Storage is cheap and getting cheaper. Networks are getting faster all the time. If we care about the entities relevant to a given event, why don’t we just interrogate their state at the exact moment of the event and record these entities’ state as part of our event? To put it another way: let’s snapshot our entities’ state inside of our events, and thus record Jack’s exact properties each time he saved his mobile game.
There are some distinct advantages to this approach:
Leaving aside the language of “custom contexts”, what we are doing here is recording the state of two entities - our web page and our user - at the exact moment of our page view event. These are entity snapshots in all but name.
In the next section, we will reconcile this new idea of entity snapshots with our earlier event grammar.
Back in the 2013 blog post, we identified six discrete building blocks from human language which would make up the semantic structure of our events. We introduced them with this diagram:
We explained the six building blocks thus:
- Subject, or noun in the nominative case. This is the entity which is carrying out the action: “I wrote a letter”
- Verb, this describes the action being done by the Subject: “I wrote a letter”
- Direct Object, or simply Object or noun in the accusative case. This is the entity to which the action is being done: “I wrote a letter”
- Indirect Object, or noun in the dative case. A slightly more tricky concept: this is the entity indirectly affected by the action: “I sent the letter to Tom”
- Prepositional Object. An object introduced by a preposition (in, for, of etc), but not the direct or indirect object: “I put the letter in an envelope”. In a language such as German, prepositional objects will be found in the accusative, dative or genitive case depending on the preposition used
- Context. Not a grammatical term, but we will use context to describe the phrases of time, manner, place and so on which provide additional information about the action being performed: “I posted the letter on Tuesday from Boston”
Knowing what we now know about entities, we can make two simplifications to this model:

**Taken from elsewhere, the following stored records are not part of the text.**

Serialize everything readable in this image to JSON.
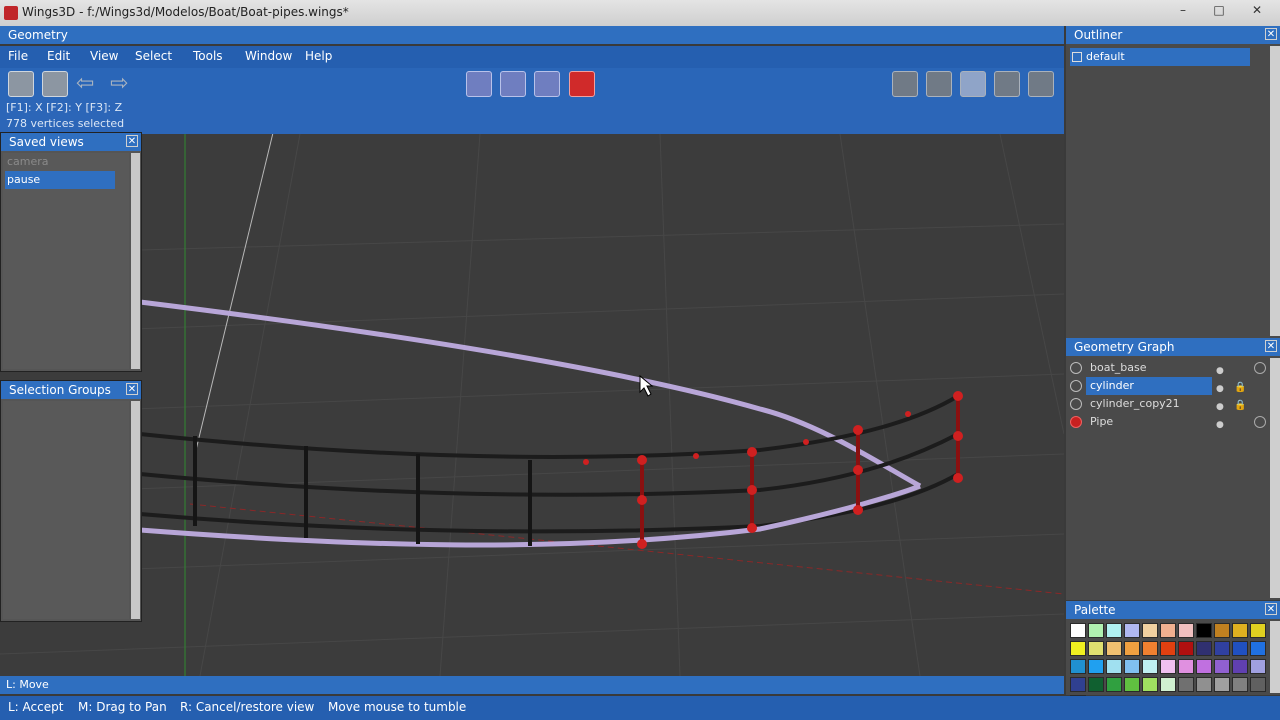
{
  "window": {
    "title": "Wings3D - f:/Wings3d/Modelos/Boat/Boat-pipes.wings*",
    "min": "–",
    "max": "□",
    "close": "✕"
  },
  "geometry_panel": {
    "title": "Geometry"
  },
  "menu": [
    "File",
    "Edit",
    "View",
    "Select",
    "Tools",
    "Window",
    "Help"
  ],
  "info": {
    "keys": "[F1]: X   [F2]: Y   [F3]: Z",
    "selection": "778 vertices selected"
  },
  "saved_views": {
    "title": "Saved views",
    "close": "✕",
    "items": [
      "camera",
      "pause"
    ]
  },
  "selection_groups": {
    "title": "Selection Groups",
    "close": "✕"
  },
  "outliner": {
    "title": "Outliner",
    "close": "✕",
    "items": [
      "default"
    ]
  },
  "geometry_graph": {
    "title": "Geometry Graph",
    "close": "✕",
    "items": [
      {
        "name": "boat_base",
        "locked": false
      },
      {
        "name": "cylinder",
        "locked": true
      },
      {
        "name": "cylinder_copy21",
        "locked": true
      },
      {
        "name": "Pipe",
        "locked": false
      }
    ]
  },
  "palette": {
    "title": "Palette",
    "close": "✕",
    "colors": [
      "#ffffff",
      "#b0f0b0",
      "#b0f0f0",
      "#b0b8f0",
      "#f0d0a0",
      "#f0b090",
      "#f0c0c0",
      "#000000",
      "#c08020",
      "#e0b020",
      "#e0d020",
      "#f0f020",
      "#e0e070",
      "#f0c070",
      "#f0a040",
      "#f08030",
      "#e04010",
      "#b01010",
      "#303070",
      "#3040a0",
      "#2050c0",
      "#2070e0",
      "#2090d0",
      "#20a0f0",
      "#a0e0f0",
      "#80c0f0",
      "#c0f0f0",
      "#f0c0f0",
      "#e090e0",
      "#c070e0",
      "#9060d0",
      "#6040b0",
      "#a0a0e0",
      "#304090",
      "#106030",
      "#30a040",
      "#60c040",
      "#a0e060",
      "#d0f0d0",
      "#707070",
      "#909090",
      "#a0a0a0",
      "#808080",
      "#606060",
      "#b0b0b0"
    ]
  },
  "mode": "L: Move",
  "help": [
    "L: Accept",
    "M: Drag to Pan",
    "R: Cancel/restore view",
    "Move mouse to tumble"
  ]
}
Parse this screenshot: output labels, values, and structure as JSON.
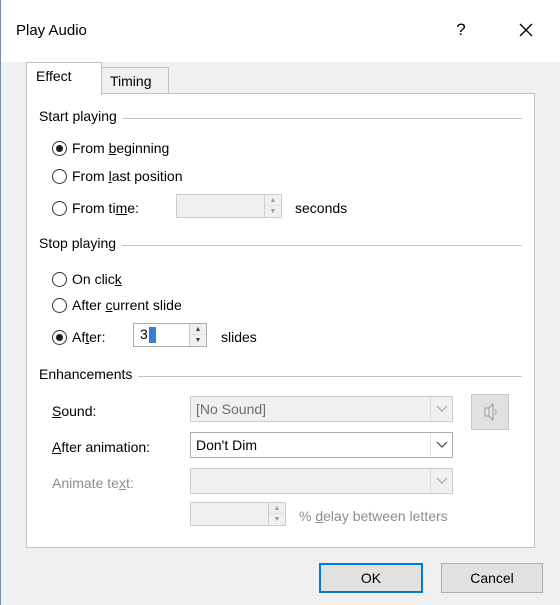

Making these changes results in events that take this form:
This updated event grammar is set out in this diagram:
As we predicted at the start of this blog post: our events now consist of almost nothing but entities. Apart from our Verb, our event consists only of entity snapshots, each tagged with the grammatical term that relates it to the rest of the event.
So far this is all a little theoretical. At Snowplow most of our applied event modeling is done in Iglu-compatible self-describing JSON, so why don’t we sketch out what our revised event grammar could look like in this format?
Imagine that we are trying to model an in-game event where a player (Jack, perhaps) sells some armour to another player. In the following self-describing JSON, we represent this event as a set of annotated entity snapshots:
Note that all of the schema URIs are illustratory - don’t go looking for the underlying schemas in Iglu Central! There are a few things about this approach which stand out:
This is a good place to pause and take stock. I’ve attempted to move the foundational Snowplow event grammar concepts forward by re-framing them in terms of entity snapshotting, a powerful approach which we are de facto already implementing via Snowplow custom contexts. I look forward to getting the Snowplow community’s thoughts and responses on the above - with the aim of evolving these ideas still further. Do please leave any and all comments in the Feedback section below!